Among the samples there were 33,956 migraine codes, about 185 per 100,000 deliveries. Excluding pre-eclampsia, diagnoses that came to be associated with migraines in pregnancy were stroke, myocardial infarction, pulmonary embolus/thromboembolism and hypertension. Other associated entities were pre-eclampsia, gestational diabetes, and smoking.

The large size of the study gives it great statistical power; however, the limitations that do exiat are:

1. There is no determination in this database of which diagnosis came first, migraine or the
vascular malady. Consequently, prospective studies will be needed;
2. No distinction between migraines with and without aura;
3. Cause and effect not established;
4. Lack of data and research regarding use of drugs to treat cardiovascular risk factors in
pregnancy. With this limitation, there may have been great reluctance to treat pregnant
women whom might have been at risk with standard drugs.

There has been no explanation offered regarding the mechanism by which migraines might increase stroke risk. There still is not even a consensus as to the exact physiologic mechanism of migraines themselves. Many believe that migraines are vascular headaches. Some EEG evidence has suggested that there is an acute depression in brain wave activity and cerebral blood flow prior to a migraine onset. This is then believed to be followed by a sudden dilation and engorgement of the vessels lining the brains surface. As these are in direct contact with the meningeal covering which is rich with sensory innervation, it is believed that the pressure from the engorgement may cause severe pain. On the other hand, some believe that it is not a vascular event at all, but is related to some misfiring of the tri-geminal nerve.

What we do know is that this was not the first large study to suggest the relationship between the entities. It is, however, the first to assess the relationship in pregnancy. It specifically says that pregnancy-related migraine may increase the stroke risk 17 fold. Further, the risk of acute myocardial infarction is increased four fold.

Further risk is suggested by the fact that pregnancy itself is associated with a higher incidence of migraine headaches in women whom already suffer. Therefore, the stroke risk is even further compounded in pregnancy. Lastly, stroke is always a risk, as is any other clotting event like a DVT or PE due to the high levels of estrogen, which make the blood more likely to clot.

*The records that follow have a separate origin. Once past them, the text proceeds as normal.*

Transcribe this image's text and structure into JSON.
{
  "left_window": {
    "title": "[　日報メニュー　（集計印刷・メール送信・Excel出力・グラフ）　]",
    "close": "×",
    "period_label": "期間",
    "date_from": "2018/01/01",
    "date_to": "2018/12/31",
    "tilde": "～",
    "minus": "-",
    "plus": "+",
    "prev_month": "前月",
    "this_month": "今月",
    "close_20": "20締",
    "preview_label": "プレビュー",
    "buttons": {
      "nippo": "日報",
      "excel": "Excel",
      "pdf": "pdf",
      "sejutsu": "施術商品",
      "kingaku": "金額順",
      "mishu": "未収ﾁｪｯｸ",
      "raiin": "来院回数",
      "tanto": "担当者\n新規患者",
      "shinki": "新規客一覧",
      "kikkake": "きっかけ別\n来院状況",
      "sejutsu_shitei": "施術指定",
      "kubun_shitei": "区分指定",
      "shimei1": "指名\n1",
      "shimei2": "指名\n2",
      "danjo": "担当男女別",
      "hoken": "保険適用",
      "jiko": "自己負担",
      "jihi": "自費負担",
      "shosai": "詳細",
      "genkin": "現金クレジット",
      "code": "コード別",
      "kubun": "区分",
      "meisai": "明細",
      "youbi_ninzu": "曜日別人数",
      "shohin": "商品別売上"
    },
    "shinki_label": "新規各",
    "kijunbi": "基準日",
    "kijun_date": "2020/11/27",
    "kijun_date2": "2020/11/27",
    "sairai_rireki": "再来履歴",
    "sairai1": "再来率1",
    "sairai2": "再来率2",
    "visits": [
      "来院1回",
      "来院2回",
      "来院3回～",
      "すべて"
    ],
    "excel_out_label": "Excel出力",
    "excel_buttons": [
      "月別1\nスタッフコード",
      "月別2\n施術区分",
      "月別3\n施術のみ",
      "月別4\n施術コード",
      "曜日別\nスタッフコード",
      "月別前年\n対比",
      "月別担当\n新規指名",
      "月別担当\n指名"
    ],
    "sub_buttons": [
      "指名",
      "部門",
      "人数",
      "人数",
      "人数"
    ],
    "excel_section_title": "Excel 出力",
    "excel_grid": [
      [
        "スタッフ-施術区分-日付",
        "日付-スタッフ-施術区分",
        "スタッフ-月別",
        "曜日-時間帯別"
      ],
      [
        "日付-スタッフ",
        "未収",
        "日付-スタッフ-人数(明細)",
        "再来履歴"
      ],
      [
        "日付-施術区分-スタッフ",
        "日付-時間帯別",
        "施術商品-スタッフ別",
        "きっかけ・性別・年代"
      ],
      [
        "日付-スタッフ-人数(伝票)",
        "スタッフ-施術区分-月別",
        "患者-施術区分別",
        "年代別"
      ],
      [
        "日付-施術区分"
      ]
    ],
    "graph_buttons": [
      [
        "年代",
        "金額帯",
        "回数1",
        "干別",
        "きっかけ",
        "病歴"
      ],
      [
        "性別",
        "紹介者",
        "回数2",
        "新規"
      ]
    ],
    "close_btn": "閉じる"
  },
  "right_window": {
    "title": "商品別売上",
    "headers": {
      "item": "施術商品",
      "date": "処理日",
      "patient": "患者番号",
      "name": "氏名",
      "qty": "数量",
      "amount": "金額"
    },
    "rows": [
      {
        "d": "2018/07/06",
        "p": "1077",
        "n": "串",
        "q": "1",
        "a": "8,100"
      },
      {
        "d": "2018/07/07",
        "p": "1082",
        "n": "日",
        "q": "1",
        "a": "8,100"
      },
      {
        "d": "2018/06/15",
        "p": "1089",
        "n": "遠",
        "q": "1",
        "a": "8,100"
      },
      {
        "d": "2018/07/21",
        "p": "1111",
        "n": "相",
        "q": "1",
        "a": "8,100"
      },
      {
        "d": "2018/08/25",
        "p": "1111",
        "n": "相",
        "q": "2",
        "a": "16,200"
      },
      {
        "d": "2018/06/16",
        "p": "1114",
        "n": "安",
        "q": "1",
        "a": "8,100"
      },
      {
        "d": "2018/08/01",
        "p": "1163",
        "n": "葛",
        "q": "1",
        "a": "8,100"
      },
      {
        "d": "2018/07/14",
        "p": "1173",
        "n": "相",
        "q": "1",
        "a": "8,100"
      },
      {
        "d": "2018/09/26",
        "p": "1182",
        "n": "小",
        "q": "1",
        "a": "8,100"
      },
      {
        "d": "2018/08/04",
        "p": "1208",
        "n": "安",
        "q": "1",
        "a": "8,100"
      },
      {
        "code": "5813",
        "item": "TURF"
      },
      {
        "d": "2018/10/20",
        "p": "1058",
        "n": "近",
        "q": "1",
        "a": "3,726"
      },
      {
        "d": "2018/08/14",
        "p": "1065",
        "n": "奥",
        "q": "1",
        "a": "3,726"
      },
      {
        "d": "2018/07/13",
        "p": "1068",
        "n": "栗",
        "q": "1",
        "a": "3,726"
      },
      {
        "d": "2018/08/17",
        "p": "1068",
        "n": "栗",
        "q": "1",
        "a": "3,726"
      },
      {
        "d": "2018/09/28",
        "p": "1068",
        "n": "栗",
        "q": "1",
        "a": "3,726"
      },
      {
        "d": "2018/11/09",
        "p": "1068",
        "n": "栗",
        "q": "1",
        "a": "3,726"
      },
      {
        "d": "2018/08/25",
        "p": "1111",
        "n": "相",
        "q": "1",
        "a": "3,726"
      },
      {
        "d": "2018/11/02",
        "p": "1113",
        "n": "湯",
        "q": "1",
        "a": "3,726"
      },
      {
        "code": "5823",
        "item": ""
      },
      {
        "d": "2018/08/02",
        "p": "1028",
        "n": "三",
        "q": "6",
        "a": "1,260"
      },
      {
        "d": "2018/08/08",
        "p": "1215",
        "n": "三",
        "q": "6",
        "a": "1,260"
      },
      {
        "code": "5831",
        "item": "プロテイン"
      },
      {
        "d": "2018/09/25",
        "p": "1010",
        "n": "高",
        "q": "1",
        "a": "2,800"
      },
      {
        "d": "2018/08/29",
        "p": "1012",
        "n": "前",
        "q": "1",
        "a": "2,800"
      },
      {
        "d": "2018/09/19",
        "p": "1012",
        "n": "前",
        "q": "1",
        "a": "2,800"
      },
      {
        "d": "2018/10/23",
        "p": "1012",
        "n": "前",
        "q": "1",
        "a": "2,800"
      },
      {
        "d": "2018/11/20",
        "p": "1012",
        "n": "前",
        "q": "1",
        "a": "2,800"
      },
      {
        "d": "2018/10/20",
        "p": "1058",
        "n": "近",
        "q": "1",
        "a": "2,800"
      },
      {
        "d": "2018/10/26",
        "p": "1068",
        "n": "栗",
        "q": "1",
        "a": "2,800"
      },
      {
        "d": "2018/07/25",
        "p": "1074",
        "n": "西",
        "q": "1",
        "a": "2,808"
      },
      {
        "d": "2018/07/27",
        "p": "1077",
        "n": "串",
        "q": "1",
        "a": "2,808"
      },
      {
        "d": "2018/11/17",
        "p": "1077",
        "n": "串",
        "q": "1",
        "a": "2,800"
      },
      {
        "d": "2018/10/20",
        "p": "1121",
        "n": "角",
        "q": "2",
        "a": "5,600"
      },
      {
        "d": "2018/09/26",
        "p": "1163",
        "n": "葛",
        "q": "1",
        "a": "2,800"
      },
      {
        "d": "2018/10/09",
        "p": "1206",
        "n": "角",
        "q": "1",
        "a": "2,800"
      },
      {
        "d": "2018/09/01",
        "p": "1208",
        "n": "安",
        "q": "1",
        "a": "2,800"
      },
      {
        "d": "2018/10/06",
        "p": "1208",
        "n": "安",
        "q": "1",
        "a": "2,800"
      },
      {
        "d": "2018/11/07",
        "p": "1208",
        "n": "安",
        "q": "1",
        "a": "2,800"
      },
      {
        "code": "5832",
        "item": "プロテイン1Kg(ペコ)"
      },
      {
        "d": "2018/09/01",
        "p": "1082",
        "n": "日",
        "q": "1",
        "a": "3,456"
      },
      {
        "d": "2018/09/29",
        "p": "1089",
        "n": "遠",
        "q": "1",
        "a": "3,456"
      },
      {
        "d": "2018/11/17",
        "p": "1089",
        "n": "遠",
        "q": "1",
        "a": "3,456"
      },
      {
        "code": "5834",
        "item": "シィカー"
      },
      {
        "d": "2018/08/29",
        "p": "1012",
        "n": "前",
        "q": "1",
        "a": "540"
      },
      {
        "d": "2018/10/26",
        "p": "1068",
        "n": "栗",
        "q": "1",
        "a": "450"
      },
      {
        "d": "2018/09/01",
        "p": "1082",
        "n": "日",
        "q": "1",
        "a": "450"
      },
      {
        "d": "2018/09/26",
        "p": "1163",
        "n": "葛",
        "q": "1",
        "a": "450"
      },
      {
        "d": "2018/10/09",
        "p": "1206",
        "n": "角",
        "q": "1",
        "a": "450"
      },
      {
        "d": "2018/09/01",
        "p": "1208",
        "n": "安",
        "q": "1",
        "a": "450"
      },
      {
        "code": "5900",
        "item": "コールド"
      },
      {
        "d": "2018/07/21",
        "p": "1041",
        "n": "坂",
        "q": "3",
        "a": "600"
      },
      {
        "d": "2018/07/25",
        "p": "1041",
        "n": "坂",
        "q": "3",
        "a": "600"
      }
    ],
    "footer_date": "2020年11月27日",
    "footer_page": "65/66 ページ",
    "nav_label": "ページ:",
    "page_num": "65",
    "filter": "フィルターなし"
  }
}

If these studies are accurate, then migraine headaches in pregnant women will take on a whole new meaning, as they would put her into a high risk category. Given the frequency of it, it would be imperative for us to embark upon discovering new and safe ways to protect her and her fetus from a devastating event. It would also compel pharmaceutical companies to develop more drugs that are known to be safe in pregnancy which could decrease the risk of disease. Right now, short of certain anti-hypertensives and a blood-thinner called Lovenox, there is not much available to us in these instances.